Entries supplied below:

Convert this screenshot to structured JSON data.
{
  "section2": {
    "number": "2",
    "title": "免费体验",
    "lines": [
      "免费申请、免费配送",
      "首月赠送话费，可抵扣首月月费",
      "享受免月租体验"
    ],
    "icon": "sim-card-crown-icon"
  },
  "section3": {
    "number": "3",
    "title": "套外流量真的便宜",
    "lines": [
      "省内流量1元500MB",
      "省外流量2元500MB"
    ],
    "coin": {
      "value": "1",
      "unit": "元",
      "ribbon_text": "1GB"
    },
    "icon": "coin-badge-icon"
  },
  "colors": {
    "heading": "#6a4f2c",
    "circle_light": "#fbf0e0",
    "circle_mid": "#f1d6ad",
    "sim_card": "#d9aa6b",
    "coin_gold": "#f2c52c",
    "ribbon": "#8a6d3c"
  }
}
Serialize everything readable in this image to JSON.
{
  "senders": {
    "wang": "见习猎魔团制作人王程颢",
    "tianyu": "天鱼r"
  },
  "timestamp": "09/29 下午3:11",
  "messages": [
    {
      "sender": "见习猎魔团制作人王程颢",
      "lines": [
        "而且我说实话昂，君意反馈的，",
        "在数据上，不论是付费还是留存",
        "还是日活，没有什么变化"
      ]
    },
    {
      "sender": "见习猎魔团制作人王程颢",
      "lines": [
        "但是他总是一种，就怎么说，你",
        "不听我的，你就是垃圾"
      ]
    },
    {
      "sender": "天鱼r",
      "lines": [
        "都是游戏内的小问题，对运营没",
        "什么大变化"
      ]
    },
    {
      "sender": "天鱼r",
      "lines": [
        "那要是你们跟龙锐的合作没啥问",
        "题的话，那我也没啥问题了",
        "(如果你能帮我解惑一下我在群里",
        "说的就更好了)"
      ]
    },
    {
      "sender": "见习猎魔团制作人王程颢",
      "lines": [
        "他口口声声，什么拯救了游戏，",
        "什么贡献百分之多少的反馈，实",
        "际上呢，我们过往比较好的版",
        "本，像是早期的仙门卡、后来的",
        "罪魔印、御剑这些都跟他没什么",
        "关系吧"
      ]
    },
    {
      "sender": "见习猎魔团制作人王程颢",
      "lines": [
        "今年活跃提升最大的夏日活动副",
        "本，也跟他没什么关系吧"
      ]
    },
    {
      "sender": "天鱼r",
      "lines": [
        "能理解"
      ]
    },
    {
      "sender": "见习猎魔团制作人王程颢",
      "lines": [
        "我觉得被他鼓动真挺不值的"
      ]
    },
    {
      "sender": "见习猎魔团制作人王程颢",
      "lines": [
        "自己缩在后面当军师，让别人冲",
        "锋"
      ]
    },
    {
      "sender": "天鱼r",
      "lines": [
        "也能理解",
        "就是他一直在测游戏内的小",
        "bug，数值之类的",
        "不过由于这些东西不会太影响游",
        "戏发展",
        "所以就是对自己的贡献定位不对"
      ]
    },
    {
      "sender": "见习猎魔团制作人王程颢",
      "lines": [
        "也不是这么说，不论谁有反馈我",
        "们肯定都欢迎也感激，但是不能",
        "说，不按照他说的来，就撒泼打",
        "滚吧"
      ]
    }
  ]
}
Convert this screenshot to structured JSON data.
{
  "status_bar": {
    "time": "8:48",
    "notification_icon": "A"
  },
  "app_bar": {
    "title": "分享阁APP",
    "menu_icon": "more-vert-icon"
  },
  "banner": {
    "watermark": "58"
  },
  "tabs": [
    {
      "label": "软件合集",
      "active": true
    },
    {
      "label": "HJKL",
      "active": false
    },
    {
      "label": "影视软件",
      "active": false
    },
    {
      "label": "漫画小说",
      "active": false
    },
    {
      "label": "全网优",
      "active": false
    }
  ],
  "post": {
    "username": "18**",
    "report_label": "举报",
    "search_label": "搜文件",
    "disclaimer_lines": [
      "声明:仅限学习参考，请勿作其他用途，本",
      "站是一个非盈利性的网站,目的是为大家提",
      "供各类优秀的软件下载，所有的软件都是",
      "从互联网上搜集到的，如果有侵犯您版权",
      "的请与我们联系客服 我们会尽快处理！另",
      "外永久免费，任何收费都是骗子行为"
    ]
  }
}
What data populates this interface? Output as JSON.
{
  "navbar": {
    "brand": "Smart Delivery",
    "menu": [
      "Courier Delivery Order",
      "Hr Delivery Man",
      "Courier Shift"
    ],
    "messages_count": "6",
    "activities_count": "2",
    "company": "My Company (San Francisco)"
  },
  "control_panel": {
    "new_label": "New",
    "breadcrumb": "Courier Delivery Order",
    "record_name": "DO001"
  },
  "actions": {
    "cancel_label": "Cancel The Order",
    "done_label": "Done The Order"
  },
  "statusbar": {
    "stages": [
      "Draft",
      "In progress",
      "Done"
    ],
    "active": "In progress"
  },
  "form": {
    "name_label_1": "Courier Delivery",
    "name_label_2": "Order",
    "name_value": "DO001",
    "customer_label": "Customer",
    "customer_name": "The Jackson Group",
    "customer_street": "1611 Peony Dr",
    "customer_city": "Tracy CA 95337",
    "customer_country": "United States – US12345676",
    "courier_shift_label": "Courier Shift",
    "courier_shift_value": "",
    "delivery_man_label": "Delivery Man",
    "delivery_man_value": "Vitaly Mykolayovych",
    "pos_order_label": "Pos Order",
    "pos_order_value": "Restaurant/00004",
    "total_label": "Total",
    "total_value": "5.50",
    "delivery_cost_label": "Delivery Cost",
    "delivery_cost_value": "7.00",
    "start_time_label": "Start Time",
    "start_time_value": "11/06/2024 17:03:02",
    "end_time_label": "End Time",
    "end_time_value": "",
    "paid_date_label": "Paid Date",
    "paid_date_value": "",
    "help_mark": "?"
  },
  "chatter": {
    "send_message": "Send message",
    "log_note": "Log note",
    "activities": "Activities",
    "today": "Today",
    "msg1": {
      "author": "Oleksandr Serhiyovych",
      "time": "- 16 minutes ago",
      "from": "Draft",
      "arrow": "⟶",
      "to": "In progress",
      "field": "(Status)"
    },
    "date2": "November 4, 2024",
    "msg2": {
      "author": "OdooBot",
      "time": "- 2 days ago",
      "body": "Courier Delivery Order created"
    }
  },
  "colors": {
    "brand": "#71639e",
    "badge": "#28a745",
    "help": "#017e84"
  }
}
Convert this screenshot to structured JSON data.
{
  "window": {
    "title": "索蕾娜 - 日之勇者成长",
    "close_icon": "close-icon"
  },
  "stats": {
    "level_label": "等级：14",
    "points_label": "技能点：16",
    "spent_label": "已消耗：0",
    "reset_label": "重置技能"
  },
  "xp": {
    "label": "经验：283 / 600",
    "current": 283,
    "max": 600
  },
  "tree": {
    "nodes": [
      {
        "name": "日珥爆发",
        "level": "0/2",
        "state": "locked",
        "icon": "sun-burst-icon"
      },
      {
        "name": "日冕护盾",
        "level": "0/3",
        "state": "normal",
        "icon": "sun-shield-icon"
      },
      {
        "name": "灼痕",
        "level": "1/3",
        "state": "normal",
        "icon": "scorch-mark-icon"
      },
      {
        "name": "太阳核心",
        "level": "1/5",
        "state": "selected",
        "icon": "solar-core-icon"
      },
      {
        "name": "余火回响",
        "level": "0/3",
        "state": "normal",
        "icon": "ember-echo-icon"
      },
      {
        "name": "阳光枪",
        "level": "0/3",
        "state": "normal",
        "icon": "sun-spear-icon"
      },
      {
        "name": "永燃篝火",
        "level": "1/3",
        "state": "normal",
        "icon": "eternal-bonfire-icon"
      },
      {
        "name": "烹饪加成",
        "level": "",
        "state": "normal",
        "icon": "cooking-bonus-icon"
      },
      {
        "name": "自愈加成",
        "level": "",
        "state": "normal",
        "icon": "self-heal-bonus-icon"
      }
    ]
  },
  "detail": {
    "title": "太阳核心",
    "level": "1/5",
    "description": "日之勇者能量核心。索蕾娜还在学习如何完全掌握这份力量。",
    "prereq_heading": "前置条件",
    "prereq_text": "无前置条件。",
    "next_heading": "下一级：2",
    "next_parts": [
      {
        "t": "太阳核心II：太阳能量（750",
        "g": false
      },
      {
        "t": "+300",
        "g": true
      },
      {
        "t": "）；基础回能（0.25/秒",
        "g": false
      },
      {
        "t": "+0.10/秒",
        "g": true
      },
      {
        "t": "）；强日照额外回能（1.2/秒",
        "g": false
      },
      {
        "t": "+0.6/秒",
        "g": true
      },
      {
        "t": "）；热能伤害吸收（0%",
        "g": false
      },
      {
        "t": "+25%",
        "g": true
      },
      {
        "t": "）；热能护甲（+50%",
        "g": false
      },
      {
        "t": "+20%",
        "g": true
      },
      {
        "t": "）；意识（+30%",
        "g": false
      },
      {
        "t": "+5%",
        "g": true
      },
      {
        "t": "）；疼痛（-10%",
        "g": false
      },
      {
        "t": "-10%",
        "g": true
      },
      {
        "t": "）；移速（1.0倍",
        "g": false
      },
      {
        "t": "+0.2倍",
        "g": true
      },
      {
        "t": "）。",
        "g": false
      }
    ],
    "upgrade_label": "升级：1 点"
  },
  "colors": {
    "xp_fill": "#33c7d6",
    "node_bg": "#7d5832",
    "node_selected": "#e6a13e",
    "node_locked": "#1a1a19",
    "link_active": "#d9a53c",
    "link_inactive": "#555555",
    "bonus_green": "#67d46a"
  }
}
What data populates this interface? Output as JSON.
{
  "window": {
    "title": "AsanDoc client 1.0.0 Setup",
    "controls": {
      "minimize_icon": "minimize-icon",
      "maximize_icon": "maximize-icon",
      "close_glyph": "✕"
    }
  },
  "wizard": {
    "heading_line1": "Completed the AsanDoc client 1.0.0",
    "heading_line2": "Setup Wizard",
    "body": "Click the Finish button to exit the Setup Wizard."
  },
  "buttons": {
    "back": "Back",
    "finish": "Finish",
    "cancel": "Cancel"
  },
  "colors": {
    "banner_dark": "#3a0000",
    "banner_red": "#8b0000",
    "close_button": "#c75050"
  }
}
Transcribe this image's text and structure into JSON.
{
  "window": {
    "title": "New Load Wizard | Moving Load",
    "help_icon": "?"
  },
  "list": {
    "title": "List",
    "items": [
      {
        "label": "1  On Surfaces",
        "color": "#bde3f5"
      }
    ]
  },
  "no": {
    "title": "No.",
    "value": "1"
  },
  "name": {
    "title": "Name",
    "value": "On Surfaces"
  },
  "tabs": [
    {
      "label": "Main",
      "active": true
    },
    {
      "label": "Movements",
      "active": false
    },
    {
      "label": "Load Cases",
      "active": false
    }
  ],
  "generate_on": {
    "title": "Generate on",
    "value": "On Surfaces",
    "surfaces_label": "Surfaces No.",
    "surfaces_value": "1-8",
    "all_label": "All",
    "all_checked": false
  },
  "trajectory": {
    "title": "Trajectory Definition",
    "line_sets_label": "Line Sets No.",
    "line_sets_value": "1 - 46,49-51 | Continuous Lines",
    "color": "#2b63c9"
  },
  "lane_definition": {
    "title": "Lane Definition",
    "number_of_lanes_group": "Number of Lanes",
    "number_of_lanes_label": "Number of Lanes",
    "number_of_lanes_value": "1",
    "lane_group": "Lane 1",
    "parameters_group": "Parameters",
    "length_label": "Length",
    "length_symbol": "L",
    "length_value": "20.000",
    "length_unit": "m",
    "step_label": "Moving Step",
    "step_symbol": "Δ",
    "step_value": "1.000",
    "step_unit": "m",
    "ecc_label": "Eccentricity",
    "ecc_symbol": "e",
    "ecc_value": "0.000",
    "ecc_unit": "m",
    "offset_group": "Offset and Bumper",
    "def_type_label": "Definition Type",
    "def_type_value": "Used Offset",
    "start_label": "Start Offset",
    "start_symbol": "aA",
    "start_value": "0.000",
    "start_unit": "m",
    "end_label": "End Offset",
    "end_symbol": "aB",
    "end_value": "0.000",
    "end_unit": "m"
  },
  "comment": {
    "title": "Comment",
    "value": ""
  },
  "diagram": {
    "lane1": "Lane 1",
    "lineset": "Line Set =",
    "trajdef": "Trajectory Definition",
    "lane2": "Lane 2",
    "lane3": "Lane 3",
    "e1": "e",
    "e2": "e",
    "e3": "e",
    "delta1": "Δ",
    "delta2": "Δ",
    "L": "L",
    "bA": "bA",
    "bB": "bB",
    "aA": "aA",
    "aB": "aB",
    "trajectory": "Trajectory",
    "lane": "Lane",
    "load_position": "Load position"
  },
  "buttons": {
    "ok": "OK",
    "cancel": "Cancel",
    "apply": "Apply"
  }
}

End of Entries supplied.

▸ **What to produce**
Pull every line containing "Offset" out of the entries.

▸ **Exercise result**
    "offset_group": "Offset and Bumper",
    "def_type_value": "Used Offset",
    "start_label": "Start Offset",
    "end_label": "End Offset",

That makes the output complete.